Cohen doesn’t do many cover versions, and he knew that you don’t mess with a song like “Be For Real”. He used a great Los Angeles rhythm section — Greg Phillinganes on keys, Paul Jackson Jr on guitar, Freddie Washington on bass guitar, James Gadson on drums and Lennie Castro on percussion — and a warm but never overbearing arrangement for backing voices and strings by David Campbell. Everything about it, including the dead-slow tempo, serves the quality of the song.

It had been recorded once before, by Marlena Shaw in 1976 on a Blue Note album called Just a Matter of Time. Produced by Bert DeCoteaux and Tony Silvester, Shaw’s version is pretty good, although she twists the melody more than necessary in her efforts to be expressive. In 1996, unaccountably, it was absolutely murdered by the Afghan Whigs as part of the soundtrack to Ted Demme’s Beautiful Girls, otherwise one of my favourite films. (It’s here, but I wouldn’t listen to it if I were you.) This is a song that is best left to sing itself, as I discovered when I heard Knight’s original demo a few years ago.

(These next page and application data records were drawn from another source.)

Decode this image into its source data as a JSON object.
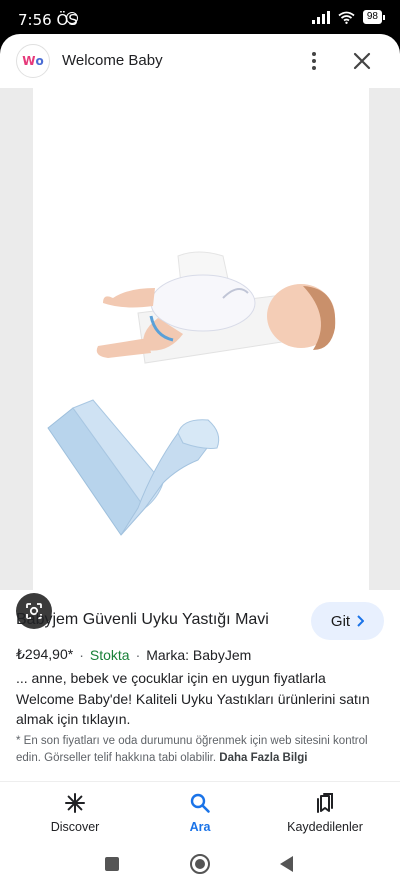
{
  "status_bar": {
    "time": "7:56 ÖS",
    "battery": "98"
  },
  "header": {
    "logo_w": "W",
    "logo_o": "o",
    "site_title": "Welcome Baby"
  },
  "product": {
    "title": "Babyjem Güvenli Uyku Yastığı Mavi",
    "go_label": "Git",
    "price": "₺294,90*",
    "stock": "Stokta",
    "brand": "Marka: BabyJem",
    "description": "... anne, bebek ve çocuklar için en uygun fiyatlarla Welcome Baby'de! Kaliteli Uyku Yastıkları ürünlerini satın almak için tıklayın.",
    "note": "* En son fiyatları ve oda durumunu öğrenmek için web sitesini kontrol edin. Görseller telif hakkına tabi olabilir.",
    "more_info": "Daha Fazla Bilgi"
  },
  "bottom_nav": [
    {
      "label": "Discover",
      "icon": "asterisk-icon"
    },
    {
      "label": "Ara",
      "icon": "search-icon",
      "active": true
    },
    {
      "label": "Kaydedilenler",
      "icon": "bookmarks-icon"
    }
  ],
  "colors": {
    "accent": "#1a73e8",
    "stock": "#188038",
    "go_button_bg": "#e8f0fe"
  }
}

The composer’s version is hidden away on a four-CD compilation, not for sale to the general public, called East Memphis Music: The Hits, compiled and circulated inside the business in 1988 by the Stax publishing company’s then licensees, Irving Music and Rondor Music. Almost all of the 80 tracks are the well known versions of the songs from which the publishers were trying to extract additional life: Carla Thomas’s “B-A-B-Y”, Otis’s “Dock of the Day”, Sam and Dave’s “Hold On, I’m Coming”, the Staple Singers “Respect Yourself”, and so on.  Frederick Knight’s “Be For Real” is the exception that, from my point of view, makes the whole exercise worthwhile.

You might remember Knight from his days as a Stax artist, a period which yielded his big hit with “I’ve Been Lonely For So Long” in 1972 and the not quite as successful “I Betcha Didn’t Know That” three years later. He was born in Birmingham, Alabama in 1944, and after Stax fell apart his only real claim to fame came when he wrote “Ring My Bell” for Anita Ward in 1979, at the height of the disco boom.

His version of “Be For Real” is clearly a demo, and that’s part of its charm. A piano that hasn’t been tuned lately, a Hammond B3 dialled into a deep church setting, a bass guitar, a drummer who seems to have left everything except his basic snare and kick drum combo at home, and falsetto backing vocals that could well be Knight himself overdubbed a handful of times, every voice and instrument performing — and recorded — with the maximum of restraint and no tricks: that’s all it takes to render the classic version of this glorious, timeless song.

I’m sorry I can’t give a link to it. As far as I know (and I hope someone will pop up to prove me wrong), it has never been commercially available. It’s not on either of the two Knight albums that go for exotic prices on Amazon. But there’s a copy of East Memphis Music: The Hits for sale here at at what seems to me to be a reasonable price; if I were you, I wouldn’t hesitate, even if the package as a whole contains dozens of tracks you already possess. And if anyone reading this is in a position to put forward material for Aretha Franklin’s next album, then her version, appropriately produced, is the only one I can think of that might live on equal terms with the original.